Remember this?  Crash landing into the ground?  I wish that was the only thing to worry about. Easy fix.
It's dark this morning, waiting for rain, but this is the photo of the quilt top today. Notice anything?
Yup.  Last night I ripped the whole thing apart except for the plumes. I surely didn't want to have to take the whole thing apart but I did. I had to because when you give someone a quilt you lose control of it.
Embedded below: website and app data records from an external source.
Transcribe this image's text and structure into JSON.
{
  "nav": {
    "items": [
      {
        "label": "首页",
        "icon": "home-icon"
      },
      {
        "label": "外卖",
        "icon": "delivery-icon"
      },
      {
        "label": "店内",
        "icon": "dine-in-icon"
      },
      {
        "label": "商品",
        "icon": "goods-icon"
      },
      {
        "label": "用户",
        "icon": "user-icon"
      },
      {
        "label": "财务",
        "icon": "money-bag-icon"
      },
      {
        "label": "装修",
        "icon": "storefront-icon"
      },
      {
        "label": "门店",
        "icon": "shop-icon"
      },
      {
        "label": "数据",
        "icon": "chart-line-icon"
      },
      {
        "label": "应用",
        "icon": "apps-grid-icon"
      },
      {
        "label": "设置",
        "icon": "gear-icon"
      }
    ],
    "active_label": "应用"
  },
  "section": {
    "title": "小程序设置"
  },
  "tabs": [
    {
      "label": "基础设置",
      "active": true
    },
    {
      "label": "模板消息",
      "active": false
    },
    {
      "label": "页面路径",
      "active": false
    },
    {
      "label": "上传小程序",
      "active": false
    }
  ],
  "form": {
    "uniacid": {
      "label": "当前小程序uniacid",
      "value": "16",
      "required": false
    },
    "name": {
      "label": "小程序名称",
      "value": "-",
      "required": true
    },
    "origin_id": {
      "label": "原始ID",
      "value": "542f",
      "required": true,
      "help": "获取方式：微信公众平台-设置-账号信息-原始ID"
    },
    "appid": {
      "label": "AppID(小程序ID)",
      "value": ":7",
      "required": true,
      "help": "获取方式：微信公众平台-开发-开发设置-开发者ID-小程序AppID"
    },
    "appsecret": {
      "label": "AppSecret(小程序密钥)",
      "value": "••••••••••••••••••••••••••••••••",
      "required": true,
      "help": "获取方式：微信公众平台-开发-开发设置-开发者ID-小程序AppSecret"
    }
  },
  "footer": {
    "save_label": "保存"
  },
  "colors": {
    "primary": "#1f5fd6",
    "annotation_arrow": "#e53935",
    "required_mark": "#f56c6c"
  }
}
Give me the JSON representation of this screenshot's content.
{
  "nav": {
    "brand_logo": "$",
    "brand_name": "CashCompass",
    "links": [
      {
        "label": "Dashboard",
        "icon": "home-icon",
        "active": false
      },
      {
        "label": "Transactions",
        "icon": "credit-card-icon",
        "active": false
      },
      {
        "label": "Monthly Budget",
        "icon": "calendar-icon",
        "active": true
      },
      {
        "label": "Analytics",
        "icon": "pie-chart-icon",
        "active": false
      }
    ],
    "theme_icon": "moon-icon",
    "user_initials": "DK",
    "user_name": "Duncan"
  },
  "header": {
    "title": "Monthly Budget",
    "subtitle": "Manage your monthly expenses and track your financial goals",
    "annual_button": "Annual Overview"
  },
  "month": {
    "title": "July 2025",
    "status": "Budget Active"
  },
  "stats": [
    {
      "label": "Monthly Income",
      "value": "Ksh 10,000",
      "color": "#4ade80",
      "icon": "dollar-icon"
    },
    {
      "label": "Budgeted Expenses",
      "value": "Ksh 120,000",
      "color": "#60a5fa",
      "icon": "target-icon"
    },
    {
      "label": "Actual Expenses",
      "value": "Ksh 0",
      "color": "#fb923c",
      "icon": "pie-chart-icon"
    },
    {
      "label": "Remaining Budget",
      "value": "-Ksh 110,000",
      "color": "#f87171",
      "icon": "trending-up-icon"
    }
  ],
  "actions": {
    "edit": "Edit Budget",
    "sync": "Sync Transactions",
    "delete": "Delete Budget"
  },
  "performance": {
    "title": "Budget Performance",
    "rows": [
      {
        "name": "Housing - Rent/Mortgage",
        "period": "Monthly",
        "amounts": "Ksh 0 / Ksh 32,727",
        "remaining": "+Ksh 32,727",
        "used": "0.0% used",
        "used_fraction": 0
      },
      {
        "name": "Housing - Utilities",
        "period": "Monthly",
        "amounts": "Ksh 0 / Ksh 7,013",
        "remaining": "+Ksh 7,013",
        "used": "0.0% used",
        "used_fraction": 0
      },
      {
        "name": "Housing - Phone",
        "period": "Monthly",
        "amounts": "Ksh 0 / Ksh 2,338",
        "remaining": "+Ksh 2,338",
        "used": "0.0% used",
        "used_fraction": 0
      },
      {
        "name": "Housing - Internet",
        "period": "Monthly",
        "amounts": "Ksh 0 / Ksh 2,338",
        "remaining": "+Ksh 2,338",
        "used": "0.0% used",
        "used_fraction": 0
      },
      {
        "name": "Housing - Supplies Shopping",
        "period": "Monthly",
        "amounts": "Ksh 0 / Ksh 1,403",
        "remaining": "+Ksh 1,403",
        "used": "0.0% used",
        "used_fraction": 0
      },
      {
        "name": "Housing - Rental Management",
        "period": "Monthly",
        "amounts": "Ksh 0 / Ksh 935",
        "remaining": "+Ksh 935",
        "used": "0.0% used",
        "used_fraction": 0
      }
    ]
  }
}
Here's what happened.  SIL Joyce works exclusively in batiks.  This weekend I asked her if batiks bleed.  I had this saturated navy blue and a small piece of red that was NOT deeply dyed.  She said the colors that tend to bleed are the deep blues and reds.  
I got a sick feeling in my head.  When I bought these fabrics in Shipshewana in a store that exclusively sold batiks I specifically asked the clerk, who I assumed knew batiks better than I did, if I needed to wash the navy blue first and she said no. And, no, I don't usually wash my fabrics first. Some people do, I don't.  Occasionally, but not as a practice.  
SO.  The little voice in me started talking.  The niggling little me tapping me on the shoulder, begging me to pay attention to me.  But I went on what I thought was the authority, the person in the store that said I wouldn't have to.  And I proceeded to piece those planes.

Now I am at the point of putting that deep navy border around that pale blue.  And I started looking at the planes again. And this time little me was practically shouting at me.  So I asked Joyce. 

These were the color catchers after the first wash.  Yeah.  I took a small piece and put it in the bathroom sink and was horrified.  The water, the sink, the counter, my hands this color.  It looked like a dye vat. I grabbed the large pieces, sewed a zigzag around the edges (so they wouldn't fray in the wash, something I do to every raw border before washing and before quilting.  Hand quilting puts a lot of stress on raw edges.) and put the color catchers in and took it through a warm wash.  Of course I was horrified.  This could have been what the whole quilt looked like the first time it was washed.  I put it through another turn in the machine.  The color catchers came out looking like the pale blue background.  Third wash and it was ok.  

Last night I ripped the whole thing apart. 

Lesson learned?  Listen to yourself.

Friday, August 11, 2023

All Good

 Just since the last post we've been to PH's brother's cottage again for a few days, to our Ceci's birthday party, dinnered with two sets of friends, cleaned out some of the garage.  It's been a good time, the weather is cooperating and it's only the middle of August.  Still plenty of summer left because here in Michigan, September could be considered the prettiest month.

                                                       Of all, I only took a photo of our Ceci

Oh, and I finally started to work on Charlie's quilt again.  I had the applique done so kind of procrastinated about starting to put the borders on.  I have two borders that fit on the bottom, one a layer of land and one a layer of sea.  So, one day I drew out the land, measured 82 times so I didn't blow it, cut it out, pinned it in place, basted it down and appliqued the green onto the blue.  

Can you see it?  It's upside down. I held it up and there they are, flying straight for a crash landing into the land. Photo. Seam ripper. Round two.